> _Task requirements_
Every line from the one containing "Convert this screenshot" down to the last line of the listing below should be restated exactly, and nothing else.

> _Dataset entries_
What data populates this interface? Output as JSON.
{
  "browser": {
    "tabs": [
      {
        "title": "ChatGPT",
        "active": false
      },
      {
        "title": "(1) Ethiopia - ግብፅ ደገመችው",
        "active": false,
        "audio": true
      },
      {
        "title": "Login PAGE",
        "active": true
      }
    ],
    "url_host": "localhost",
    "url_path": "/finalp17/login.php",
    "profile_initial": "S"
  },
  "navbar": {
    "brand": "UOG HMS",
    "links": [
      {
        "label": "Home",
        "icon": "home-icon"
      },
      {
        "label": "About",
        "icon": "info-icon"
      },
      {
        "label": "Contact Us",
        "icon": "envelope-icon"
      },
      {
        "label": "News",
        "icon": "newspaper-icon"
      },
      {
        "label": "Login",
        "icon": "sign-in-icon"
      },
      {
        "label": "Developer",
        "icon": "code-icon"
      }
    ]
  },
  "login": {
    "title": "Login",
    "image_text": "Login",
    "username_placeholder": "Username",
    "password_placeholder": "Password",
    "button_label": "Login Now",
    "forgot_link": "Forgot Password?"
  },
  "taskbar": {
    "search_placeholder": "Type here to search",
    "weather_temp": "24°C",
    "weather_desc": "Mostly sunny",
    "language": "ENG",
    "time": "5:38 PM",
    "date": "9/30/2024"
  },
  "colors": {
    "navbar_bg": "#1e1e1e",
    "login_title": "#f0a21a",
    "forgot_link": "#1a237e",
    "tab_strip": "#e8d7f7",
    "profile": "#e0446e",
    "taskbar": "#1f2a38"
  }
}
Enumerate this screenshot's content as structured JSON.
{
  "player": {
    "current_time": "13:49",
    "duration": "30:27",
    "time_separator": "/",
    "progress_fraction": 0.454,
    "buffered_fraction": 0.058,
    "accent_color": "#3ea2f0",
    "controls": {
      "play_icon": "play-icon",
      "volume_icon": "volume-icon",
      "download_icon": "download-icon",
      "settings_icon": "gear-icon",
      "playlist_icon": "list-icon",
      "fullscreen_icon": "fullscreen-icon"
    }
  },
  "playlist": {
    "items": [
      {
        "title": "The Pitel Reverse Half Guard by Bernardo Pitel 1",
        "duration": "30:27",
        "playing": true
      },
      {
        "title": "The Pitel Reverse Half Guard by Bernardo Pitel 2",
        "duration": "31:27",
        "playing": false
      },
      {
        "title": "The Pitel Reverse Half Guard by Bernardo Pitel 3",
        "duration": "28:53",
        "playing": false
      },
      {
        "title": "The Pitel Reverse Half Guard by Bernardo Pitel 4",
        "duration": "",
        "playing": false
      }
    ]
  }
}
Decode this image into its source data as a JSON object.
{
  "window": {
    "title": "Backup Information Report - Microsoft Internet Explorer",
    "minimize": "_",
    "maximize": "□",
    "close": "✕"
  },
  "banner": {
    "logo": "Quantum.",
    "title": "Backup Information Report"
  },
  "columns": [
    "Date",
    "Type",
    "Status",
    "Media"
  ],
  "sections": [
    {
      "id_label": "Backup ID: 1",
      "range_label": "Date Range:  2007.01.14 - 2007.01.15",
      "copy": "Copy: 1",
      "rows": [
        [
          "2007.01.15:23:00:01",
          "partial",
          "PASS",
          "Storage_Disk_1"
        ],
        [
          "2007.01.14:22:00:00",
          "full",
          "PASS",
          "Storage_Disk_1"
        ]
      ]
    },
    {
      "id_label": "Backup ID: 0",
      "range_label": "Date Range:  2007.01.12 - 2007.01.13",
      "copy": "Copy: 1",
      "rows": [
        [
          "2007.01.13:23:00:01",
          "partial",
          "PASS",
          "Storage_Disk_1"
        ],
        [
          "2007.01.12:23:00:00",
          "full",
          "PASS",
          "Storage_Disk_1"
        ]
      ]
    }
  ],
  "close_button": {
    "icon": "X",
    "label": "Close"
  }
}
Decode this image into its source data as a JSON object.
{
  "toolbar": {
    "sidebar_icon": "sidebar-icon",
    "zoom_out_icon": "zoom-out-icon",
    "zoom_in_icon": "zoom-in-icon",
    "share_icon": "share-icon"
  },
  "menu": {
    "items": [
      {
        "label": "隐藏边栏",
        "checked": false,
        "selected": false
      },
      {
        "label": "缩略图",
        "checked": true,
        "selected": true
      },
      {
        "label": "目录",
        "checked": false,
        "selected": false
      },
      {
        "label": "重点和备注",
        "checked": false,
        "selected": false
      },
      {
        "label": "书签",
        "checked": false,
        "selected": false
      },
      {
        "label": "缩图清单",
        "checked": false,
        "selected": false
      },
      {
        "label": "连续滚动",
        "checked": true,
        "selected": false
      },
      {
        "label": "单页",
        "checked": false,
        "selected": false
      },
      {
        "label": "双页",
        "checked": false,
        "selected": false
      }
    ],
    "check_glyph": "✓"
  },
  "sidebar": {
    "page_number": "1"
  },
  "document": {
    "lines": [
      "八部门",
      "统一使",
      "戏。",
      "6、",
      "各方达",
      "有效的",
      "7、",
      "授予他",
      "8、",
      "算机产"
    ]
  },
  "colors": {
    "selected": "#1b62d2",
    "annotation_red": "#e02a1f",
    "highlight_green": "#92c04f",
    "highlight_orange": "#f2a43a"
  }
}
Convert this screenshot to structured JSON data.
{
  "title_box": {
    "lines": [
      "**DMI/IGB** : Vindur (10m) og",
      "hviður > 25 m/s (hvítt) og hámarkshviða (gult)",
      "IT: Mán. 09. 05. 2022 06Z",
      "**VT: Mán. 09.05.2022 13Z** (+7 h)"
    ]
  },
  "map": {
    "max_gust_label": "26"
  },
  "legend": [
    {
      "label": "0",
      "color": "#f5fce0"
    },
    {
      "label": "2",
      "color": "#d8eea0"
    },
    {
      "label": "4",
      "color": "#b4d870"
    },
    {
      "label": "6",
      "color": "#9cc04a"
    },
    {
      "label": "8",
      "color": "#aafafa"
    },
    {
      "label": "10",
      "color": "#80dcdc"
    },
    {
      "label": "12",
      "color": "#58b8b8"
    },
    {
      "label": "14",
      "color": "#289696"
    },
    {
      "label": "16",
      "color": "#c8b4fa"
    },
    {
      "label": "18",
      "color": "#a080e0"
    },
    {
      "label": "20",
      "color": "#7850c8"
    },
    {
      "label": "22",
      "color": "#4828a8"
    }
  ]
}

> _Solution to the problem_
Convert this screenshot to structured JSON data.
{
  "title_box": {
    "lines": [
      "**DMI/IGB** : Vindur (10m) og",
      "hviður > 25 m/s (hvítt) og hámarkshviða (gult)",
      "IT: Mán. 09. 05. 2022 06Z",
      "**VT: Mán. 09.05.2022 13Z** (+7 h)"
    ]
  },
  "map": {
    "max_gust_label": "26"
  },
  "legend": [
    {
      "label": "0",
      "color": "#f5fce0"
    },
    {
      "label": "2",
      "color": "#d8eea0"
    },
    {
      "label": "4",
      "color": "#b4d870"
    },
    {
      "label": "6",
      "color": "#9cc04a"
    },
    {
      "label": "8",
      "color": "#aafafa"
    },
    {
      "label": "10",
      "color": "#80dcdc"
    },
    {
      "label": "12",
      "color": "#58b8b8"
    },
    {
      "label": "14",
      "color": "#289696"
    },
    {
      "label": "16",
      "color": "#c8b4fa"
    },
    {
      "label": "18",
      "color": "#a080e0"
    },
    {
      "label": "20",
      "color": "#7850c8"
    },
    {
      "label": "22",
      "color": "#4828a8"
    }
  ]
}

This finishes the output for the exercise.